Another month has come and gone, and so I’m back with some more mini reviews. And as promised yesterday, you don’t need to have already read 9 novels to get the most out of them. You’re welcome!
Misfits by Michaela Coel*
First up is this book version of a speech that Coel made to an audience of creatives and media people at the Edinburgh TV festival a few years back. It looks at her experiences in the industry and what that tells you about how marginalised people are treated by the tv machine. I think Coel is amazing and I love what she’s doing in her writing and I could hear her voice reading this throughout. Whether it will work as well if you’re not as familiar with her, I don’t know. An uncomfortable read for the creative industry and for people from more dominant cultural backgrounds.
A Line to Kill by Antony Horowitz*
This is the third in the really quite meta Hawthorn series and sees the fictional version of Antony Horowitz on the island of Alderney for a literary festival with Nathanial Hawthorn, the detective he’s writing a series of books about. While they’re there a murder takes place and they find themselves involved in the investigation. The island setting means it has a clear set of suspects and on top of that, there are plenty of them because the victim is not a particularly likeable character. The solution is quite satisfying and I continue to enjoy the weirdness of the conceit of this series. Horowitz has two meta series on the go at the moment – and I don’t think I like them as much as I like the book-within-a-book Atticus Pünd series, this is still a really readable murder mystery with a strong sense of place
A Death in the Dales by Frances Brody
I’ve been working my way through this series when I can pick them up a a sensible price which means that I’ve read them slightly out of order, but it hasn’t impaired my enjoyment. In case you haven’t come across them before, Kate Shackleton lost her husband in the Great War and after the war was over started a business of a private investigator. Her father is an senior police officer so she has some connections and also a regular group of helpers. This book is skipping back in the series compared to where I’ve been and this fills in some gaps I had wondered about. Kate is on holiday with her goddaughter in a house whose former owner was convinced that the wrong person was convicted (and hanged) for a murder she witnessed. Kate feels called to investigate but also finds herself exploring a community that she could potentially be about to a part of and who really don’t want her investigating their secrets.
Peril in Paris by Katherine Woodfine
I really enjoyed the Sinclair Mystery series and this is the first book in the follow up series.

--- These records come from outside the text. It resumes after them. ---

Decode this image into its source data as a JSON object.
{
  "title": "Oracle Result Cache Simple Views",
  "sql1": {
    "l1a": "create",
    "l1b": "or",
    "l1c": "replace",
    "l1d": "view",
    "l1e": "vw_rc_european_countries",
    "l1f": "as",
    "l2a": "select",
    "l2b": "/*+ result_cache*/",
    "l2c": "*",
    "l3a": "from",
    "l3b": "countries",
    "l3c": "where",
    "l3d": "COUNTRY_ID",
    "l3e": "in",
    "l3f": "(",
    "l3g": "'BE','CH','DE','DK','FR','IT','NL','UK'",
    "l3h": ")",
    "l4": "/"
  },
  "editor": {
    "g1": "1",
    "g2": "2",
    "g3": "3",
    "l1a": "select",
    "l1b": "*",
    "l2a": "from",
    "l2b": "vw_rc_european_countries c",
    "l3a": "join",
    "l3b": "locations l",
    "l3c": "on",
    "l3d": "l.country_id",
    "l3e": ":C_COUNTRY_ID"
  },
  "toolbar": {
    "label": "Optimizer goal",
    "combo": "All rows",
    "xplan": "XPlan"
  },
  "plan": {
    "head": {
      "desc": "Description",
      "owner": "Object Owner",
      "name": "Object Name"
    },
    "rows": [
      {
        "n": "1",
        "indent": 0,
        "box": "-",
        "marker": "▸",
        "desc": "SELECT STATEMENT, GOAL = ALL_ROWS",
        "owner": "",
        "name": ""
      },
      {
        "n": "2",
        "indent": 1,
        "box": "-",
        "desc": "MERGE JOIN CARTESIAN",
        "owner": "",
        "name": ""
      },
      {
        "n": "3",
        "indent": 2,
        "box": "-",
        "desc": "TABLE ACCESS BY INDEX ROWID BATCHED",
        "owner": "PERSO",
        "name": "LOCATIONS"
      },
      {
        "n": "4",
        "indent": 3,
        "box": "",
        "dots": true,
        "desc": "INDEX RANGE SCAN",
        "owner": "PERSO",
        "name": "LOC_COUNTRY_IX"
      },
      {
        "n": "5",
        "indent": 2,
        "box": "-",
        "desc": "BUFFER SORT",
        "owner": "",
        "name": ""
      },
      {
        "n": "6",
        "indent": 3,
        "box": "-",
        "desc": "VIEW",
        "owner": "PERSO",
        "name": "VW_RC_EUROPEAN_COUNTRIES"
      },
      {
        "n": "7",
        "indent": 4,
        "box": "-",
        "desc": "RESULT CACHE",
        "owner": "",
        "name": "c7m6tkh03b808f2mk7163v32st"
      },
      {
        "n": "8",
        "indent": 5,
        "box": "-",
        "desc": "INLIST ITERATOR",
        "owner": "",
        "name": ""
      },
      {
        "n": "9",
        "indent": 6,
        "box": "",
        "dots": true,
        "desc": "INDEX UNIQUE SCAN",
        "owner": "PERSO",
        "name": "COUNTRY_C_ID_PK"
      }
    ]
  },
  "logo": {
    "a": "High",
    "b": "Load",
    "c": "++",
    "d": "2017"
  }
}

Sophie and Lil have set up their Private Investigation agency and are also doing a little government work on the side. This is definitely more of an espionage story than a mystery and sees our heroines gallivanting in Paris and beyond in a story that has plucky royal children, dastardly deeds and aeroplanes. Oh and for the older people like me, there are some lovely nods to Girls Own stories of years gone by, including a shout out to the Chalet Schools own Belsornia.
Murder Most Fowl by Donna Andrews
And lastly this month, I wanted to give a shout out to the latest Meg Langslow mystery. I’ve written about how much I love this series before, but I’m so impressed that Donna Andrews manages to keep coming up with more scenarios for Meg and the gang. This time it’s troupe of actors rehearsing Macbeth, complete with historical reenactors camping nearby and the ongoing inter-departmental feud at the college. The mystery is good and it’s funny too. Roll on this year’s Christmas book!